Vashti is more than a failure. What King Ahasuerus planned to do to Vashti [have her go out naked] is exactly what she did to Jewish women. She forced Jewish women to be naked before her and to do work [more accurately Melacha] for her on Shabbat. Vashti was a fraud. The reason why Vashti refused to go out there had nothing to do with women's rights. Unlike the Jewish girls, who were forced to be naked before her, She actually agreed to be naked before the men at the feast. But the reason why she declined was because she didn't look that great. According to the Talmudic sage Rabbi Yose Bar Chanina, it was because she had leprosy. According to a Baraisa recorded in the Talmud, it was because the angel Gavriel gave her a tail [really an abnormal part of her body]. In any case, it had nothing to do with Feminism or women's rights.

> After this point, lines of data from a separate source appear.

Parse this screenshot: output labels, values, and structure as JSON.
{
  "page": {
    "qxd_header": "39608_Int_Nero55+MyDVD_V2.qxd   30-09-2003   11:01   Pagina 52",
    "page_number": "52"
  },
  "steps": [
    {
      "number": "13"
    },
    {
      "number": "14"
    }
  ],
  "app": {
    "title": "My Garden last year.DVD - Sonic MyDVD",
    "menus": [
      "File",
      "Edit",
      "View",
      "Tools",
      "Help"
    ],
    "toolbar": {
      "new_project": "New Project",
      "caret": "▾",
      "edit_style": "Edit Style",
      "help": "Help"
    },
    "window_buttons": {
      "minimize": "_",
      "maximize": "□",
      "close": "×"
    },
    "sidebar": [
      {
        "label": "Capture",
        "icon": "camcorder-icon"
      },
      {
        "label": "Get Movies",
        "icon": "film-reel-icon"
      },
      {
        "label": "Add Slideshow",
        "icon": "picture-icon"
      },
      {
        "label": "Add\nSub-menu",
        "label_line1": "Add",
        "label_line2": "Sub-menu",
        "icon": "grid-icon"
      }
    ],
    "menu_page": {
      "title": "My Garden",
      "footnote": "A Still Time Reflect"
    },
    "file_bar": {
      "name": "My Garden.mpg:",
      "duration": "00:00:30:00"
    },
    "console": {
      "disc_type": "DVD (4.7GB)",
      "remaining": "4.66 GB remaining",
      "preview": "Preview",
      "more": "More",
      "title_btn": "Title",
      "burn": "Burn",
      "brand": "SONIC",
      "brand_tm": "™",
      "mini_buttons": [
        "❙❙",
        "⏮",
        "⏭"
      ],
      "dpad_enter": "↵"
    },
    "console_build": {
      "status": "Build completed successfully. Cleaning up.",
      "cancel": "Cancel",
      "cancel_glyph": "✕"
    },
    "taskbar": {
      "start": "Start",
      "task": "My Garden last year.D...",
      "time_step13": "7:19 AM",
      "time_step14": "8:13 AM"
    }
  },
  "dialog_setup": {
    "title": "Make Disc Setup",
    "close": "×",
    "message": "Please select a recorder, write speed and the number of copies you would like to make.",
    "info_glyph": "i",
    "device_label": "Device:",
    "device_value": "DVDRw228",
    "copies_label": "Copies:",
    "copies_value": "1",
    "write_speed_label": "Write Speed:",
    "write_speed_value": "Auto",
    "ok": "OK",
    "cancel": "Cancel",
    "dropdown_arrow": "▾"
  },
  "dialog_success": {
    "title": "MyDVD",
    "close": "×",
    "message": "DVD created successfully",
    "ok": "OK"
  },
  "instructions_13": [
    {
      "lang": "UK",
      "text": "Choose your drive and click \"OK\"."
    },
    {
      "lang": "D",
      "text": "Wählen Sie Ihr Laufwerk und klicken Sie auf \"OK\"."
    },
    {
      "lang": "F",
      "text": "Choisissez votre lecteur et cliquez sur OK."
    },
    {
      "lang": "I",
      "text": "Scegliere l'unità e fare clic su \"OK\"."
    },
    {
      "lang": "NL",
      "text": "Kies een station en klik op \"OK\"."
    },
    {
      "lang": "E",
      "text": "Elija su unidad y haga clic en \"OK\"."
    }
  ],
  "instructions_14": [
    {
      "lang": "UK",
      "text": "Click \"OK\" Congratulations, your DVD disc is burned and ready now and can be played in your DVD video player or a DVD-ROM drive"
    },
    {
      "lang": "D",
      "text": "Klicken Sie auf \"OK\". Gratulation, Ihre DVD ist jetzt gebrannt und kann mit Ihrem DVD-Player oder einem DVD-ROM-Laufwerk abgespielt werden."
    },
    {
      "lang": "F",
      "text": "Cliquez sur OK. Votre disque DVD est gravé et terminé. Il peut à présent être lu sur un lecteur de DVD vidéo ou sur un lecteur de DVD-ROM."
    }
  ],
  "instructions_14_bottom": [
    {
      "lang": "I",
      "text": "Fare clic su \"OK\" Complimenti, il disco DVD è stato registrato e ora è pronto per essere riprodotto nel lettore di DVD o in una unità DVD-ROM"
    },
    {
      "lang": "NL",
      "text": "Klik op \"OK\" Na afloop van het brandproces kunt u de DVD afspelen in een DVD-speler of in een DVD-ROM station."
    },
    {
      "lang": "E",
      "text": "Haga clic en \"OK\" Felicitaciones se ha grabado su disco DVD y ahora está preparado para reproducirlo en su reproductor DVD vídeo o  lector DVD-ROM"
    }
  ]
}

And according to the Talmud, what happened to Vashti was a measure for a measure. In other words, it was G-d's judgement against her for her immoral ways and her abuse of Jewish women.
Source: Masechet Megillah Esther 12 a-b, http://benyaminsolomon.blog.co... PS. In case anyone criticizes me that I'm just going by what the rabbis say and not what the actual text in the Tanakh says, please note that we also know from the Rabbis that the King's request for Vashti was to appear naked. For that part is also nowhere in the actual text of the Tanakh either. So therefore, anyone responding to this comment with that counterargument is therefore being selective.
Why, indeed, can't we accept both women as feminists in their own right?
I actually agree with some of what Schachter argues (the full article is now available on the Commentary site), especially the importance of placing the Purim story within its historical context. Had Esther followed Vashti's example, we probably would have nothing to celebrate on Purim: "the active female defender of the Jews who defeats the more powerful male adviser to her husband by using one of the few means of influence a woman in ancient times might have been able to wield is then bizarrely belittled as passive, a mere tool in the hands of her older male relative."
And yes, the self-defense angle of the story is an integral part of it, even if that's difficult to acknowledge in our current political climate. Likewise, the fact that Esther was Jewish and Vashti wasn't. It is, after all, a Jewish holiday. Unfortunately, Schachter's anger at all things feminist (or at least, that's the impression here) gets in the way of any relevant comments. It's hard to wade through to get to anything worthwhile.
Maybe once the pendulum stops swinging, we'll be able to get past this Esther/Vashti - good/evil dichotomy.
I see nothing wrong and much good in extolling the virtues of Vashti, as recounted in the story, as a feminist with the courage of her convictions in the face of a drunken king attempting to show off her charms in front of his drunken buddies! Indeed, several prominent and important women have been named after her. My mother was named Vashti and lived up to her namesake by taking a highly controversial case, involving the separation of church and state, to the US Supreme Court, winning what was a landmark case, involving sectarian(Christian)religious instruction in the public schools. Additionally, I have a daughter and a grand-daughter with that famous name! It is highly regarded in my family. Add, also, the name of Bishop Vashti McKenzie, the highly regarded first female bishop of the AME Church.